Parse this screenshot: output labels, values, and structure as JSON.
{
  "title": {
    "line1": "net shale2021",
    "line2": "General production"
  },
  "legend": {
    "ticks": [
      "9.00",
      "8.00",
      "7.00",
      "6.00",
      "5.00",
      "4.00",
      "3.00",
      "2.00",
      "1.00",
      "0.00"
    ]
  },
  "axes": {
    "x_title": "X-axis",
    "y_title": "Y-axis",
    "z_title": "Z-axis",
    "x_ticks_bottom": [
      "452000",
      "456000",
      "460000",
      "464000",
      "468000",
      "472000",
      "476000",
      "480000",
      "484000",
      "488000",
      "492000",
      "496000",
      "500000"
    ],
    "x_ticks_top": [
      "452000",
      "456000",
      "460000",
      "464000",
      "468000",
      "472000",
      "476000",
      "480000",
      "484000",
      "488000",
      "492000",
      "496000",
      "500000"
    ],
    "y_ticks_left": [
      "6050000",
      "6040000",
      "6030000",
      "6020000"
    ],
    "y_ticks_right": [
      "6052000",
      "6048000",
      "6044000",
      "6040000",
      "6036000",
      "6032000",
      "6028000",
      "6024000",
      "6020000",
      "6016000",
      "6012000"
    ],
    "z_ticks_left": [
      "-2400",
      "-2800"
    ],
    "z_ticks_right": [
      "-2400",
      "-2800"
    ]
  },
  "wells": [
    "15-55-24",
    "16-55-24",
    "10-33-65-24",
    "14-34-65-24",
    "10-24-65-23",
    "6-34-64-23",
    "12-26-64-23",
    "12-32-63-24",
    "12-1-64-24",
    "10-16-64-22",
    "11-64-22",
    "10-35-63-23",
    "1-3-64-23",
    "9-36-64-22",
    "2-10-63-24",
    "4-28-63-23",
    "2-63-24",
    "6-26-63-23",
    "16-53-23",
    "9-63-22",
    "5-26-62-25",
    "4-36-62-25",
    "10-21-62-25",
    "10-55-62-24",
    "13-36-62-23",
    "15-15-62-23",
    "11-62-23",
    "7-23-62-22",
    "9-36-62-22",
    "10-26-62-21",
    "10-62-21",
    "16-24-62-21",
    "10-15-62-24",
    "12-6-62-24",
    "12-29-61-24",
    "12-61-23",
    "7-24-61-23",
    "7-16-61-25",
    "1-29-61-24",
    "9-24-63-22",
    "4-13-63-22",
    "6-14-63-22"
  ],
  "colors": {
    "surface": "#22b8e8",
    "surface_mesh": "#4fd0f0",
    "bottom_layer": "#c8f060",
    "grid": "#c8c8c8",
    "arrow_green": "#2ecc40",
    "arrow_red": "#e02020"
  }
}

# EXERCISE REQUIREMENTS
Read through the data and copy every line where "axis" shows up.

# OUTPUT FOR THIS EXERCISE
    "x_title": "X-axis",
    "y_title": "Y-axis",
    "z_title": "Z-axis",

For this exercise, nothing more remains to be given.